Why does a complete amateur like me go into a situation with, what are obviously realistic expectations, and someone like Steve Paikin walks obliviously into the rabble, after everything that took place that day, and expects to come out smelling like roses?
Stay behind the desk where you belong, Steve.
And that goes for the rest of you people who “innocently” wondered into these protests and found yourselves “unwittingly” caught up in the police crackdown. Next time, here are a few clues that might tell you something might be going down, even if you do genuinely wander into these situations like the blithering idiots that you claim to be:

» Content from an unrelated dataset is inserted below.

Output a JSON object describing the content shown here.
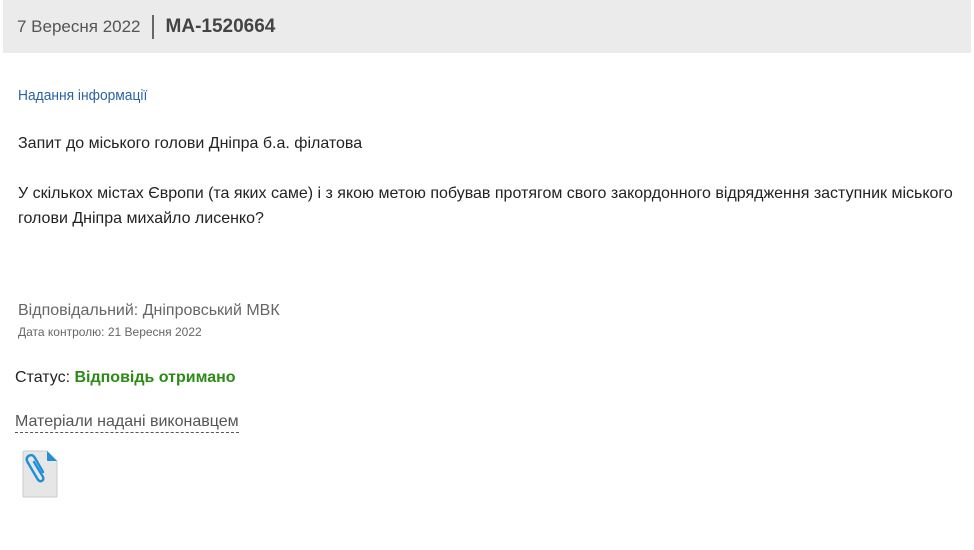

- Do you see a line of heavily shielded riot police bearing shields, night sticks, and gas masks? That might be an indication that there’s a heavy police presence there and that something might happen. You may want to hang back a bit.
- Did you suddenly wander into a pack of people who are shielding their faces with bandanas and sunglasses? Those people probably don’t want to be identified, probably because they’re up to no good. You might want to leave that particular group. Again, just hang back if you’re curious.
- Are people engaging in illegal activity? (The law applies 24 hours a day. As far as I know, there is no moratorium on Saturday nights.) If you see something like this, chances are good that police may move in to arrest them. Chances are even better if there was a high level of illegal activity earlier in the day. If you’re in the middle of the group, the police probably won’t stop to have a pleasant chat with you about why you’re there, what your favourite restaurants are, and so on.
- Are you in front of a line of riot police who have suddenly started to move forward? They have to move in unison in order to maintain their line so they won’t be going that fast. Maybe…get out of the way?
- Have you just been detained by police while in the midst of a volatile situation (see above for indicators)? Try not telling them to go fuck themselves, or calling them pigs, etc. Perhaps just try following their directions? I know, I know, they just want to beat you and rape you but, hey, you might luck out. Calling them names or trying to fight them is less likely to get you out of that situation unscathed, unless you believe you can take them all on.
- Is your head in your ass? Pull it out.
Now let’s never speak of this ugly affair again. Unless something interesting and relevant comes up.